[What is required]
Would you restate every entry that follows, word for word, and leave out the pictures?

[Data shown]
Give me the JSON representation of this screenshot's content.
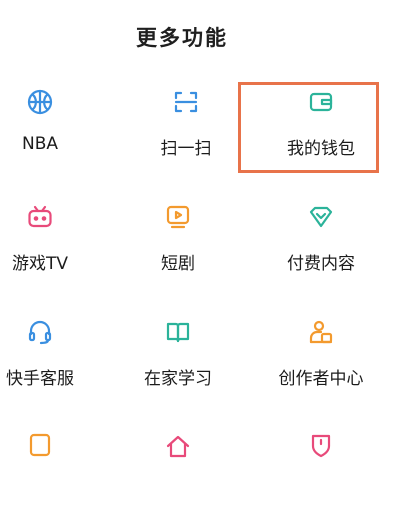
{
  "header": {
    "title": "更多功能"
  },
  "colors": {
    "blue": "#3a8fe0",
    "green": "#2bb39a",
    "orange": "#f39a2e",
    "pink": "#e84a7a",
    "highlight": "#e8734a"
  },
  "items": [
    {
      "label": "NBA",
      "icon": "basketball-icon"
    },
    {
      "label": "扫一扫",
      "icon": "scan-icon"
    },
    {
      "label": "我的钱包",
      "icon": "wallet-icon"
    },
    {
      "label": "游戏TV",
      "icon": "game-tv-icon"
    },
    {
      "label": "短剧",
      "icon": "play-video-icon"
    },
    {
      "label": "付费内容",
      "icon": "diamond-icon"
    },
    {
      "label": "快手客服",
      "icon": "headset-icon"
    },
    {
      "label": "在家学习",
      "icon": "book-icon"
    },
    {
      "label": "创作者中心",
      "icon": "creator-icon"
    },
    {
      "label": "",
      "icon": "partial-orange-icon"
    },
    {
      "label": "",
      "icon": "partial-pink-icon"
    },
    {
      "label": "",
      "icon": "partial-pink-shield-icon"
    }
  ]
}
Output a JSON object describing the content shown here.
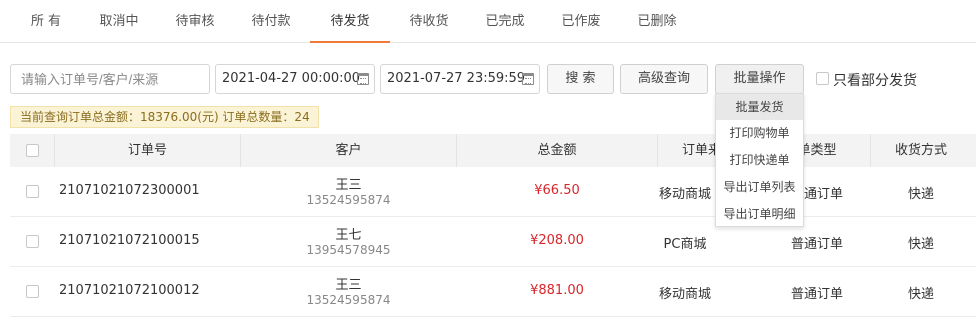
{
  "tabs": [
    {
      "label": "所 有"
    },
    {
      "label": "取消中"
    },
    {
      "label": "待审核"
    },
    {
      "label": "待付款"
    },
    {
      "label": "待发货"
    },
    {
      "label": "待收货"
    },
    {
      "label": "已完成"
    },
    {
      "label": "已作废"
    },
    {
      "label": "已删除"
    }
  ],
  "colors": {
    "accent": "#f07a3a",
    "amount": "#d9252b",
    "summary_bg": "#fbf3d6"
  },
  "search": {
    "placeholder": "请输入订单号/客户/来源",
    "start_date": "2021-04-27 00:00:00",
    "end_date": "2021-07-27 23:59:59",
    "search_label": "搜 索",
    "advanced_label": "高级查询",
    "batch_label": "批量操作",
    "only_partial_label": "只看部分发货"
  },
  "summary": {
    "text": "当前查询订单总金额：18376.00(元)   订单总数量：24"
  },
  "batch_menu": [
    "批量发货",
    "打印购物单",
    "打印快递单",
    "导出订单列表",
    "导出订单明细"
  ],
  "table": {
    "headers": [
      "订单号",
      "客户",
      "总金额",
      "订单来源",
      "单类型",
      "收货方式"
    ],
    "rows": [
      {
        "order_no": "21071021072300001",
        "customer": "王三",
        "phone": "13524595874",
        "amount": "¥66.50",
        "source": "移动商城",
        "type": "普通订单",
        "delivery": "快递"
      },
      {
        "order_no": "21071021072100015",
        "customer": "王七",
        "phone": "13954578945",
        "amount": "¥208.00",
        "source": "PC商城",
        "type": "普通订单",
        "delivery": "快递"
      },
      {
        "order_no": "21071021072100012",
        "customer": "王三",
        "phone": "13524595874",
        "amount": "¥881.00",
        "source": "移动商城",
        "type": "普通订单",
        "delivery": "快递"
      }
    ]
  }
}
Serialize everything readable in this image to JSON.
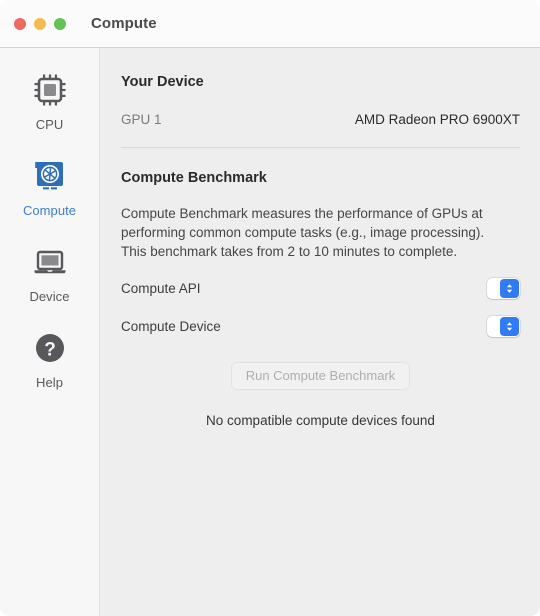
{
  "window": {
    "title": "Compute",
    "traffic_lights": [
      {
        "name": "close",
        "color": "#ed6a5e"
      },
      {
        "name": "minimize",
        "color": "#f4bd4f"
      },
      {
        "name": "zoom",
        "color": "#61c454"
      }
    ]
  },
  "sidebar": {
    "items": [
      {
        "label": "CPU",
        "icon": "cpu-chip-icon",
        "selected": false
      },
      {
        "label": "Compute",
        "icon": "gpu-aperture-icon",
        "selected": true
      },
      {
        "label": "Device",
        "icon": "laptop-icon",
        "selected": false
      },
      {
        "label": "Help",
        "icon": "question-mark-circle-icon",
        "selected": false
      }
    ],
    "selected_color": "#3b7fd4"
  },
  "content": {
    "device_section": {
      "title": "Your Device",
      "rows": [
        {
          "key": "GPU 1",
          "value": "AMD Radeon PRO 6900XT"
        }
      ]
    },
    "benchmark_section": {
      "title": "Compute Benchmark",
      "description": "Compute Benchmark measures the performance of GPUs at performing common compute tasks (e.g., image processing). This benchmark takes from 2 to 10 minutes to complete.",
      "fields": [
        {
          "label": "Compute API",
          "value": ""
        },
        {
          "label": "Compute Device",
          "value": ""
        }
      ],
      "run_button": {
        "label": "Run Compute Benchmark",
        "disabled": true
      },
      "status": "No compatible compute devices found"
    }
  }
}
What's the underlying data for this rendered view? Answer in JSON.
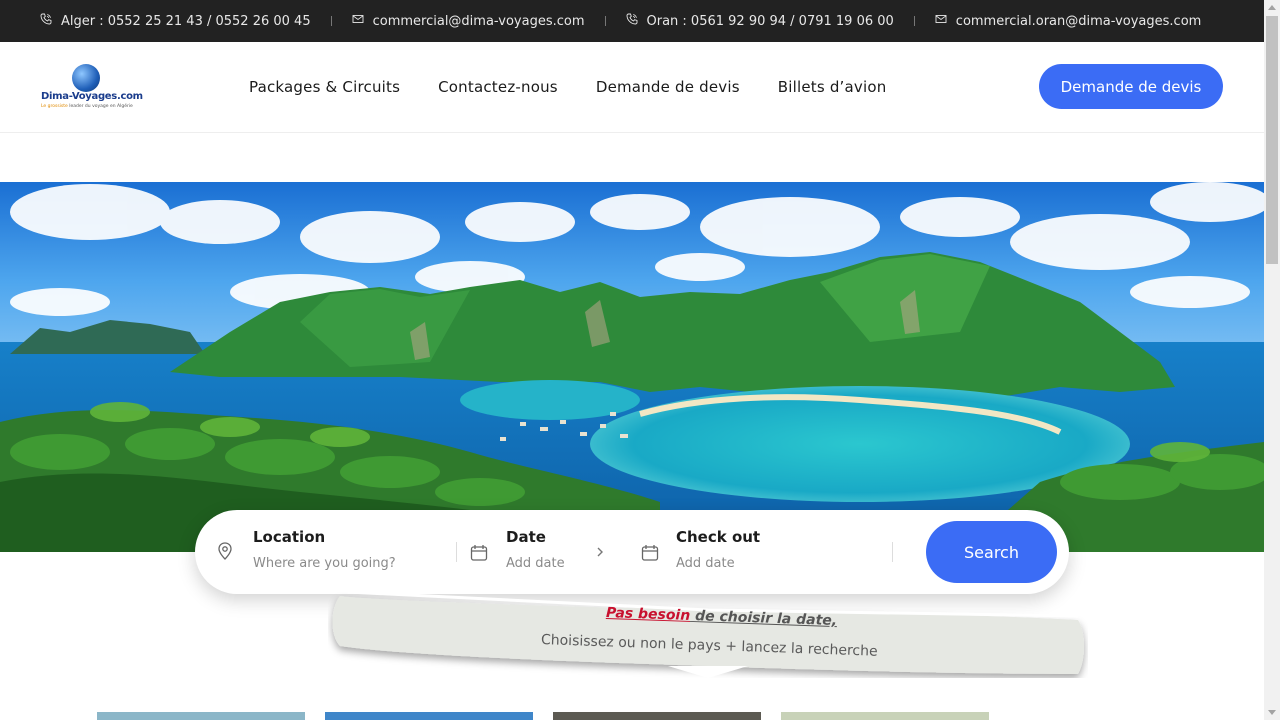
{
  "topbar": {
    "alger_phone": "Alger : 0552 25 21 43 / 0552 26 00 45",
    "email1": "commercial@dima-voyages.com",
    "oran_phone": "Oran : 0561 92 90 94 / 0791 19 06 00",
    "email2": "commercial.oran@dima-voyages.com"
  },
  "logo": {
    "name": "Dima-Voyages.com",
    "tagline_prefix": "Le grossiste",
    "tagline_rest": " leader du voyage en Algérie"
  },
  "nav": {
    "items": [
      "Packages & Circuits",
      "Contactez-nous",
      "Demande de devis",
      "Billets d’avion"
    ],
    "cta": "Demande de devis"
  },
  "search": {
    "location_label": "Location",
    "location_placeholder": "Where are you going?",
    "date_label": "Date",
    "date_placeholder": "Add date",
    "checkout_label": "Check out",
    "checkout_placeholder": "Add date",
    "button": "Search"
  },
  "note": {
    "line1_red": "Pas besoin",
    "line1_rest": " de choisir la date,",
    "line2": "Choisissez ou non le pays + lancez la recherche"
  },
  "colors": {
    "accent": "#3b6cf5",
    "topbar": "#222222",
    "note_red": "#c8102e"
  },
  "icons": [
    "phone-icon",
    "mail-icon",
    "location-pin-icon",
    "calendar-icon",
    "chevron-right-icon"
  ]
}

[Task result]
Give me the JSON representation of this screenshot's content.
{
  "header": {
    "title": "更多功能"
  },
  "colors": {
    "blue": "#3a8fe0",
    "green": "#2bb39a",
    "orange": "#f39a2e",
    "pink": "#e84a7a",
    "highlight": "#e8734a"
  },
  "items": [
    {
      "label": "NBA",
      "icon": "basketball-icon"
    },
    {
      "label": "扫一扫",
      "icon": "scan-icon"
    },
    {
      "label": "我的钱包",
      "icon": "wallet-icon"
    },
    {
      "label": "游戏TV",
      "icon": "game-tv-icon"
    },
    {
      "label": "短剧",
      "icon": "play-video-icon"
    },
    {
      "label": "付费内容",
      "icon": "diamond-icon"
    },
    {
      "label": "快手客服",
      "icon": "headset-icon"
    },
    {
      "label": "在家学习",
      "icon": "book-icon"
    },
    {
      "label": "创作者中心",
      "icon": "creator-icon"
    },
    {
      "label": "",
      "icon": "partial-orange-icon"
    },
    {
      "label": "",
      "icon": "partial-pink-icon"
    },
    {
      "label": "",
      "icon": "partial-pink-shield-icon"
    }
  ]
}
Output a JSON object describing the content shown here.
{
  "tabs": [
    {
      "label": "所 有"
    },
    {
      "label": "取消中"
    },
    {
      "label": "待审核"
    },
    {
      "label": "待付款"
    },
    {
      "label": "待发货"
    },
    {
      "label": "待收货"
    },
    {
      "label": "已完成"
    },
    {
      "label": "已作废"
    },
    {
      "label": "已删除"
    }
  ],
  "colors": {
    "accent": "#f07a3a",
    "amount": "#d9252b",
    "summary_bg": "#fbf3d6"
  },
  "search": {
    "placeholder": "请输入订单号/客户/来源",
    "start_date": "2021-04-27 00:00:00",
    "end_date": "2021-07-27 23:59:59",
    "search_label": "搜 索",
    "advanced_label": "高级查询",
    "batch_label": "批量操作",
    "only_partial_label": "只看部分发货"
  },
  "summary": {
    "text": "当前查询订单总金额：18376.00(元)   订单总数量：24"
  },
  "batch_menu": [
    "批量发货",
    "打印购物单",
    "打印快递单",
    "导出订单列表",
    "导出订单明细"
  ],
  "table": {
    "headers": [
      "订单号",
      "客户",
      "总金额",
      "订单来源",
      "单类型",
      "收货方式"
    ],
    "rows": [
      {
        "order_no": "21071021072300001",
        "customer": "王三",
        "phone": "13524595874",
        "amount": "¥66.50",
        "source": "移动商城",
        "type": "普通订单",
        "delivery": "快递"
      },
      {
        "order_no": "21071021072100015",
        "customer": "王七",
        "phone": "13954578945",
        "amount": "¥208.00",
        "source": "PC商城",
        "type": "普通订单",
        "delivery": "快递"
      },
      {
        "order_no": "21071021072100012",
        "customer": "王三",
        "phone": "13524595874",
        "amount": "¥881.00",
        "source": "移动商城",
        "type": "普通订单",
        "delivery": "快递"
      }
    ]
  }
}
Serialize everything readable in this image to JSON.
{
  "window": {
    "title": "Compute",
    "traffic_lights": [
      {
        "name": "close",
        "color": "#ed6a5e"
      },
      {
        "name": "minimize",
        "color": "#f4bd4f"
      },
      {
        "name": "zoom",
        "color": "#61c454"
      }
    ]
  },
  "sidebar": {
    "items": [
      {
        "label": "CPU",
        "icon": "cpu-chip-icon",
        "selected": false
      },
      {
        "label": "Compute",
        "icon": "gpu-aperture-icon",
        "selected": true
      },
      {
        "label": "Device",
        "icon": "laptop-icon",
        "selected": false
      },
      {
        "label": "Help",
        "icon": "question-mark-circle-icon",
        "selected": false
      }
    ],
    "selected_color": "#3b7fd4"
  },
  "content": {
    "device_section": {
      "title": "Your Device",
      "rows": [
        {
          "key": "GPU 1",
          "value": "AMD Radeon PRO 6900XT"
        }
      ]
    },
    "benchmark_section": {
      "title": "Compute Benchmark",
      "description": "Compute Benchmark measures the performance of GPUs at performing common compute tasks (e.g., image processing). This benchmark takes from 2 to 10 minutes to complete.",
      "fields": [
        {
          "label": "Compute API",
          "value": ""
        },
        {
          "label": "Compute Device",
          "value": ""
        }
      ],
      "run_button": {
        "label": "Run Compute Benchmark",
        "disabled": true
      },
      "status": "No compatible compute devices found"
    }
  }
}
What's the underlying data for this rendered view? Answer in JSON.
{
  "topbar": {
    "alger_phone": "Alger : 0552 25 21 43 / 0552 26 00 45",
    "email1": "commercial@dima-voyages.com",
    "oran_phone": "Oran : 0561 92 90 94 / 0791 19 06 00",
    "email2": "commercial.oran@dima-voyages.com"
  },
  "logo": {
    "name": "Dima-Voyages.com",
    "tagline_prefix": "Le grossiste",
    "tagline_rest": " leader du voyage en Algérie"
  },
  "nav": {
    "items": [
      "Packages & Circuits",
      "Contactez-nous",
      "Demande de devis",
      "Billets d’avion"
    ],
    "cta": "Demande de devis"
  },
  "search": {
    "location_label": "Location",
    "location_placeholder": "Where are you going?",
    "date_label": "Date",
    "date_placeholder": "Add date",
    "checkout_label": "Check out",
    "checkout_placeholder": "Add date",
    "button": "Search"
  },
  "note": {
    "line1_red": "Pas besoin",
    "line1_rest": " de choisir la date,",
    "line2": "Choisissez ou non le pays + lancez la recherche"
  },
  "colors": {
    "accent": "#3b6cf5",
    "topbar": "#222222",
    "note_red": "#c8102e"
  },
  "icons": [
    "phone-icon",
    "mail-icon",
    "location-pin-icon",
    "calendar-icon",
    "chevron-right-icon"
  ]
}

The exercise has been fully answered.